____ Source data

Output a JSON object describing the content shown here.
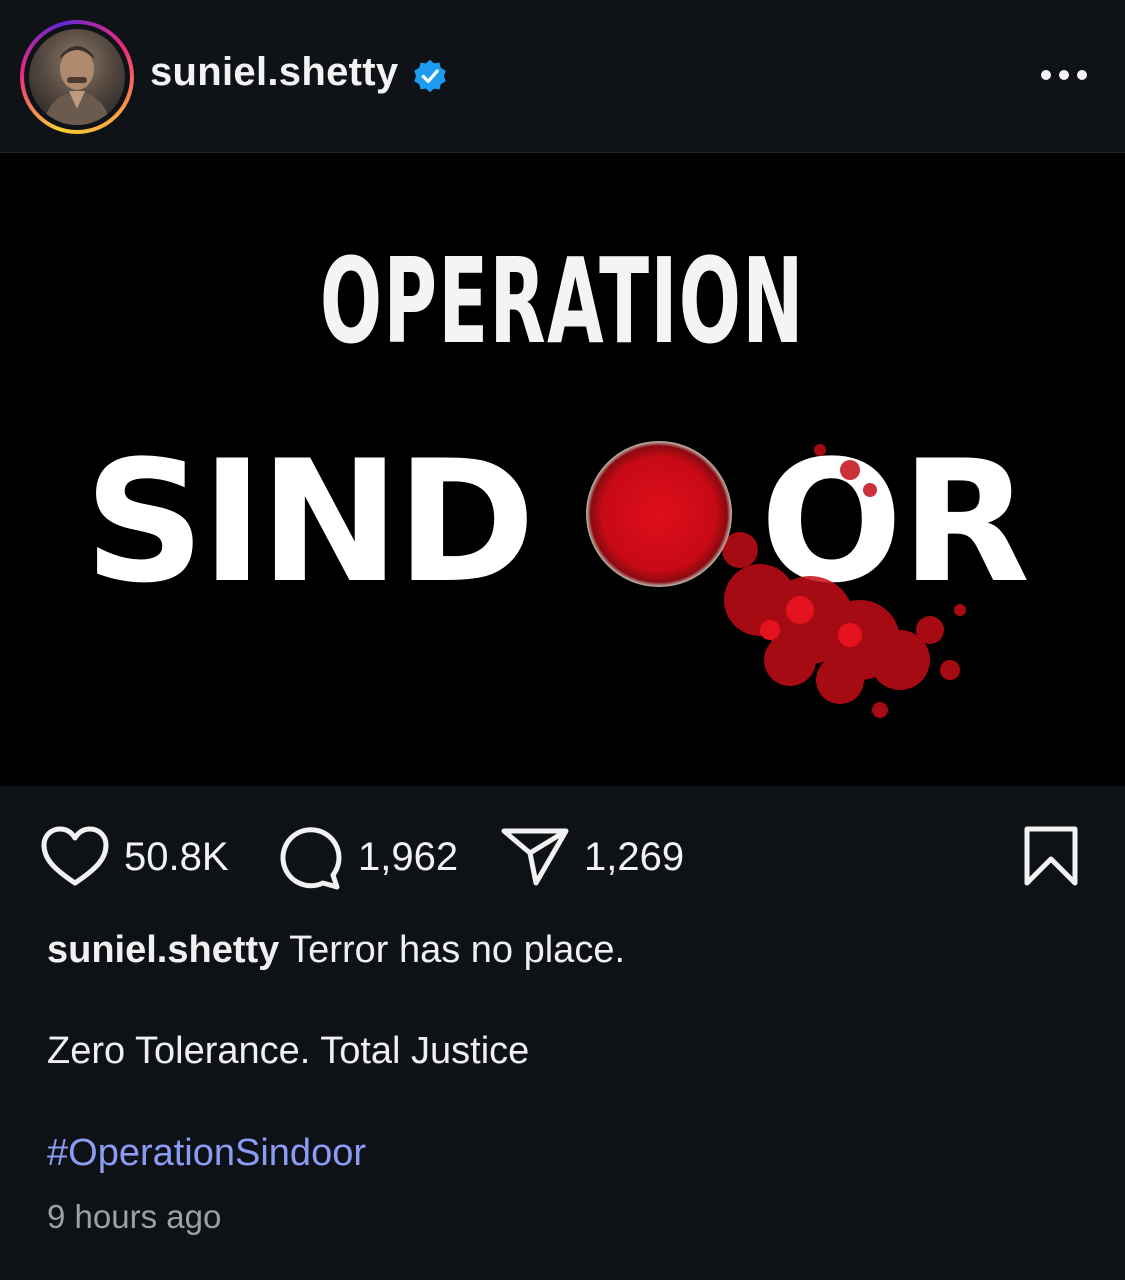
{
  "header": {
    "username": "suniel.shetty",
    "verified_icon": "verified-badge-icon",
    "more_icon": "more-options-icon"
  },
  "post_image": {
    "line1": "OPERATION",
    "line2_left": "SIND",
    "line2_right": "OR",
    "accent": "#d20c17"
  },
  "actions": {
    "likes": "50.8K",
    "comments": "1,962",
    "shares": "1,269",
    "icons": [
      "heart-icon",
      "comment-icon",
      "share-icon",
      "bookmark-icon"
    ]
  },
  "caption": {
    "username": "suniel.shetty",
    "text": "Terror has no place.",
    "line2": "Zero Tolerance. Total Justice",
    "hashtag": "#OperationSindoor",
    "timestamp": "9 hours ago"
  },
  "colors": {
    "background": "#0e1216",
    "hashtag": "#8c9cf5",
    "verified": "#1d9bf0"
  }
}
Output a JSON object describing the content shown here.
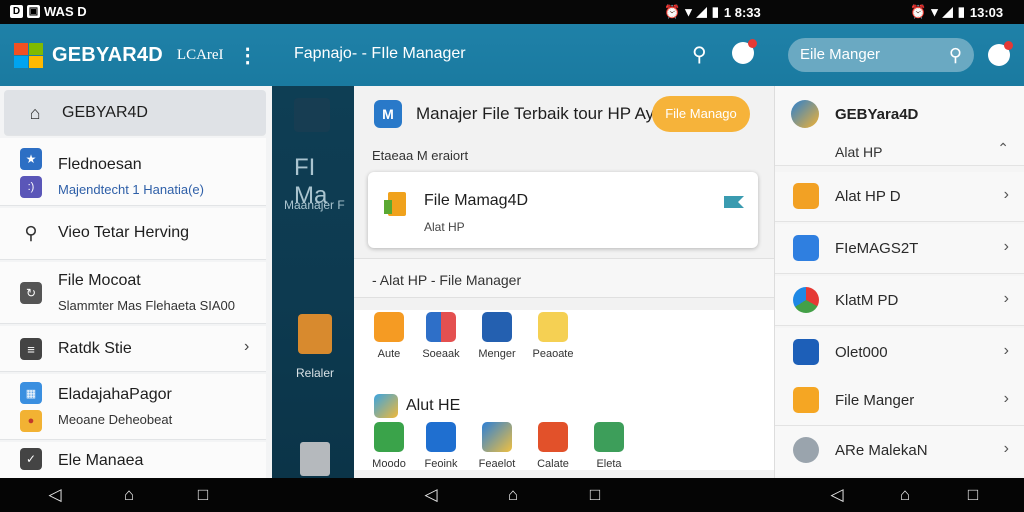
{
  "status_bar": {
    "left_text": "WAS D",
    "time_middle": "1 8:33",
    "time_right": "13:03"
  },
  "panel_left": {
    "title": "GEBYAR4D",
    "subtitle": "LCAreI",
    "items": [
      {
        "label": "GEBYAR4D",
        "sublabel": ""
      },
      {
        "label": "Flednoesan",
        "sublabel": "Majendtecht 1 Hanatia(e)"
      },
      {
        "label": "Vieo Tetar Herving",
        "sublabel": ""
      },
      {
        "label": "File Mocoat",
        "sublabel": "Slammter Mas Flehaeta SIA00"
      },
      {
        "label": "Ratdk Stie",
        "sublabel": ""
      },
      {
        "label": "EladajahaPagor",
        "sublabel": "Meoane Deheobeat"
      },
      {
        "label": "Ele Manaea",
        "sublabel": ""
      }
    ]
  },
  "dark_strip": {
    "text1": "FI Ma",
    "text2": "Maanajer F",
    "text3": "Relaler"
  },
  "panel_middle": {
    "title": "Fapnajo- - FIle Manager",
    "hero_text": "Manajer File Terbaik tour HP Aya",
    "hero_button": "File Manago",
    "section_label": "Etaeaa M eraiort",
    "card": {
      "title": "File Mamag4D",
      "subtitle": "Alat HP"
    },
    "divider_text": "- Alat HP - File Manager",
    "apps_row1": [
      "Aute",
      "Soeaak",
      "Menger",
      "Peaoate"
    ],
    "alt_label": "Alut HE",
    "apps_row2": [
      "Moodo",
      "Feoink",
      "Feaelot",
      "Calate",
      "Eleta"
    ]
  },
  "panel_right": {
    "search_text": "Eile Manger",
    "header_item": {
      "title": "GEBYara4D",
      "sublabel": "Alat HP"
    },
    "items": [
      {
        "label": "Alat HP D"
      },
      {
        "label": "FIeMAGS2T"
      },
      {
        "label": "KlatM PD"
      },
      {
        "label": "Olet000"
      },
      {
        "label": "File Manger"
      },
      {
        "label": "ARe MalekaN"
      }
    ]
  },
  "nav": {
    "back": "◁",
    "home": "⌂",
    "recent": "□"
  },
  "colors": {
    "header": "#1a7aa0",
    "accent_orange": "#f6b33a",
    "dark_strip": "#0d3a50"
  }
}
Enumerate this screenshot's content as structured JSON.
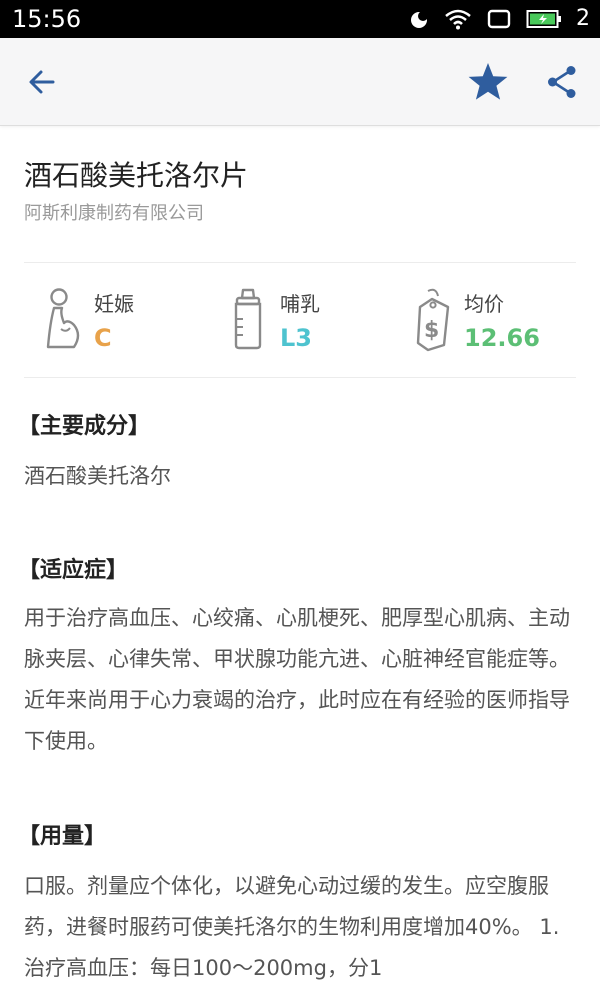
{
  "status_bar": {
    "time": "15:56",
    "sim_slot": "2"
  },
  "drug": {
    "name": "酒石酸美托洛尔片",
    "manufacturer": "阿斯利康制药有限公司"
  },
  "info": {
    "pregnancy": {
      "label": "妊娠",
      "value": "C",
      "color": "#e8a24a"
    },
    "lactation": {
      "label": "哺乳",
      "value": "L3",
      "color": "#4ec3cf"
    },
    "price": {
      "label": "均价",
      "value": "12.66",
      "color": "#5cbf75"
    }
  },
  "sections": {
    "ingredient": {
      "heading": "【主要成分】",
      "body": "酒石酸美托洛尔"
    },
    "indication": {
      "heading": "【适应症】",
      "body": "用于治疗高血压、心绞痛、心肌梗死、肥厚型心肌病、主动脉夹层、心律失常、甲状腺功能亢进、心脏神经官能症等。近年来尚用于心力衰竭的治疗，此时应在有经验的医师指导下使用。"
    },
    "dosage": {
      "heading": "【用量】",
      "body": "口服。剂量应个体化，以避免心动过缓的发生。应空腹服药，进餐时服药可使美托洛尔的生物利用度增加40%。 1. 治疗高血压：每日100～200mg，分1"
    }
  },
  "colors": {
    "accent": "#2f5d9e"
  }
}
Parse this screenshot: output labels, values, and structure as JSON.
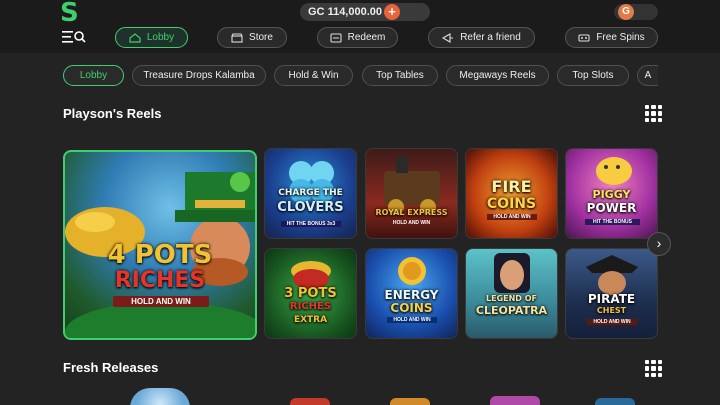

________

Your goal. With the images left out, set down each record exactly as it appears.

Output of the exercise.
Output a JSON object describing the content shown here.
{
  "header": {
    "username": "suniel.shetty",
    "verified_icon": "verified-badge-icon",
    "more_icon": "more-options-icon"
  },
  "post_image": {
    "line1": "OPERATION",
    "line2_left": "SIND",
    "line2_right": "OR",
    "accent": "#d20c17"
  },
  "actions": {
    "likes": "50.8K",
    "comments": "1,962",
    "shares": "1,269",
    "icons": [
      "heart-icon",
      "comment-icon",
      "share-icon",
      "bookmark-icon"
    ]
  },
  "caption": {
    "username": "suniel.shetty",
    "text": "Terror has no place.",
    "line2": "Zero Tolerance. Total Justice",
    "hashtag": "#OperationSindoor",
    "timestamp": "9 hours ago"
  },
  "colors": {
    "background": "#0e1216",
    "hashtag": "#8c9cf5",
    "verified": "#1d9bf0"
  }
}
Output a JSON object describing the content shown here.
{
  "status_bar": {
    "left_text": "WAS D",
    "time_middle": "1 8:33",
    "time_right": "13:03"
  },
  "panel_left": {
    "title": "GEBYAR4D",
    "subtitle": "LCAreI",
    "items": [
      {
        "label": "GEBYAR4D",
        "sublabel": ""
      },
      {
        "label": "Flednoesan",
        "sublabel": "Majendtecht 1 Hanatia(e)"
      },
      {
        "label": "Vieo Tetar Herving",
        "sublabel": ""
      },
      {
        "label": "File Mocoat",
        "sublabel": "Slammter Mas Flehaeta SIA00"
      },
      {
        "label": "Ratdk Stie",
        "sublabel": ""
      },
      {
        "label": "EladajahaPagor",
        "sublabel": "Meoane Deheobeat"
      },
      {
        "label": "Ele Manaea",
        "sublabel": ""
      }
    ]
  },
  "dark_strip": {
    "text1": "FI Ma",
    "text2": "Maanajer F",
    "text3": "Relaler"
  },
  "panel_middle": {
    "title": "Fapnajo- - FIle Manager",
    "hero_text": "Manajer File Terbaik tour HP Aya",
    "hero_button": "File Manago",
    "section_label": "Etaeaa M eraiort",
    "card": {
      "title": "File Mamag4D",
      "subtitle": "Alat HP"
    },
    "divider_text": "- Alat HP - File Manager",
    "apps_row1": [
      "Aute",
      "Soeaak",
      "Menger",
      "Peaoate"
    ],
    "alt_label": "Alut HE",
    "apps_row2": [
      "Moodo",
      "Feoink",
      "Feaelot",
      "Calate",
      "Eleta"
    ]
  },
  "panel_right": {
    "search_text": "Eile Manger",
    "header_item": {
      "title": "GEBYara4D",
      "sublabel": "Alat HP"
    },
    "items": [
      {
        "label": "Alat HP D"
      },
      {
        "label": "FIeMAGS2T"
      },
      {
        "label": "KlatM PD"
      },
      {
        "label": "Olet000"
      },
      {
        "label": "File Manger"
      },
      {
        "label": "ARe MalekaN"
      }
    ]
  },
  "nav": {
    "back": "◁",
    "home": "⌂",
    "recent": "□"
  },
  "colors": {
    "header": "#1a7aa0",
    "accent_orange": "#f6b33a",
    "dark_strip": "#0d3a50"
  }
}
Enumerate this screenshot's content as structured JSON.
{
  "status_bar": {
    "time": "15:56",
    "sim_slot": "2"
  },
  "drug": {
    "name": "酒石酸美托洛尔片",
    "manufacturer": "阿斯利康制药有限公司"
  },
  "info": {
    "pregnancy": {
      "label": "妊娠",
      "value": "C",
      "color": "#e8a24a"
    },
    "lactation": {
      "label": "哺乳",
      "value": "L3",
      "color": "#4ec3cf"
    },
    "price": {
      "label": "均价",
      "value": "12.66",
      "color": "#5cbf75"
    }
  },
  "sections": {
    "ingredient": {
      "heading": "【主要成分】",
      "body": "酒石酸美托洛尔"
    },
    "indication": {
      "heading": "【适应症】",
      "body": "用于治疗高血压、心绞痛、心肌梗死、肥厚型心肌病、主动脉夹层、心律失常、甲状腺功能亢进、心脏神经官能症等。近年来尚用于心力衰竭的治疗，此时应在有经验的医师指导下使用。"
    },
    "dosage": {
      "heading": "【用量】",
      "body": "口服。剂量应个体化，以避免心动过缓的发生。应空腹服药，进餐时服药可使美托洛尔的生物利用度增加40%。 1. 治疗高血压：每日100～200mg，分1"
    }
  },
  "colors": {
    "accent": "#2f5d9e"
  }
}
Parse this screenshot: output labels, values, and structure as JSON.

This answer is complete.